The Acer Aspire 5552G-P344G50Mnkk with an Athlon II P340 (2x 2.20 GHz) is an all-rounder that has low, but in most cases, sufficient office performance data. The entry level GPU, ATI Mobility Radeon HD 5470 can only reproduce current 3D games in extremely reduced details and resolutions. Serious gamers should better look around for an HD 5650 or Nvidia GT 330M/425M.
The Aspire's advantages score with a sufficiently stable, but especially with a resistant, case. The ergonomic key data is good (temperature, system noise) and the touchpad is compliant. The 15.6 incher remains quiet, or just audible, at every time. Unfortunately, the keyboard fails in every average typing demand because it yields and thus gives a spongy feel. In return, the layout including a number pad is successful.
The 15.6 incher's battery life doesn't meet the expectations. Two and a half hours of WLAN surfing or two hours of DVD playback isn't great. It also has a reflective and too dark display that makes working in sunlight difficult.

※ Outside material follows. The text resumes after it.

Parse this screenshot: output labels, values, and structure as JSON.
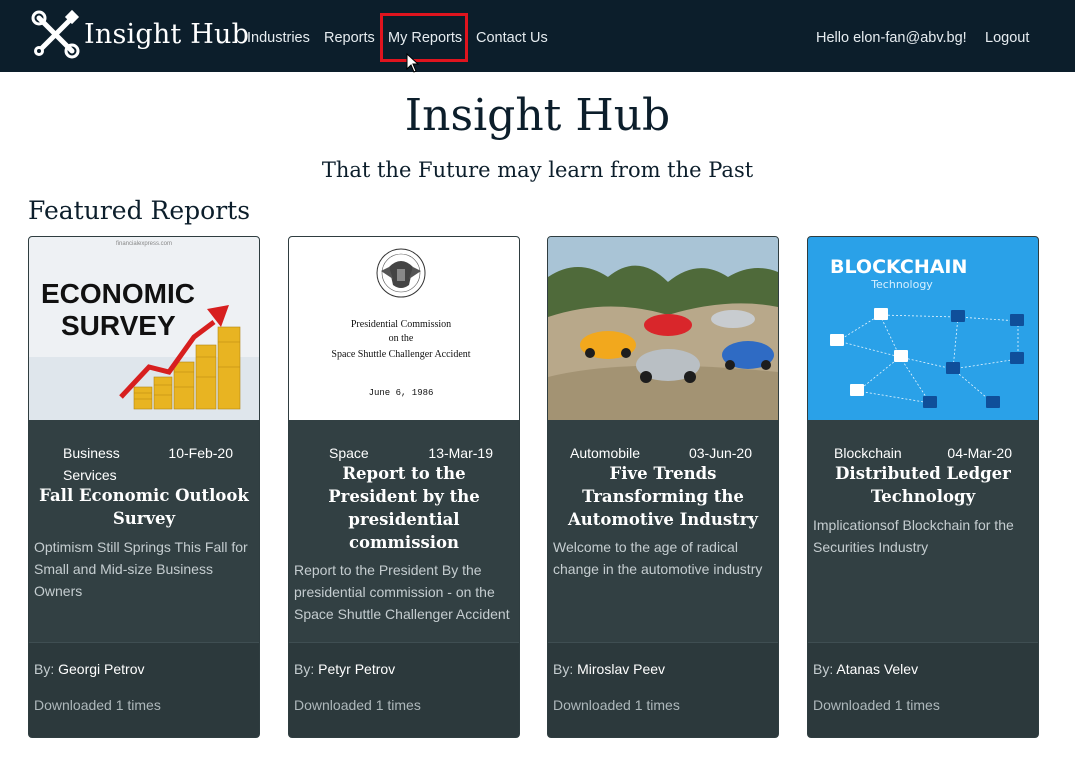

If you aren't dependent on gaming performance and high mobility, you'll get a fair offer in the Aspire 5552G. The 15.6 incher is available for a bit less than 600 euro. Alternatives with stronger graphics cards (HD 5650) and quad/triple core CPUs (Phenom II X4 N930, X3 N830) can also be found on virtual shelves.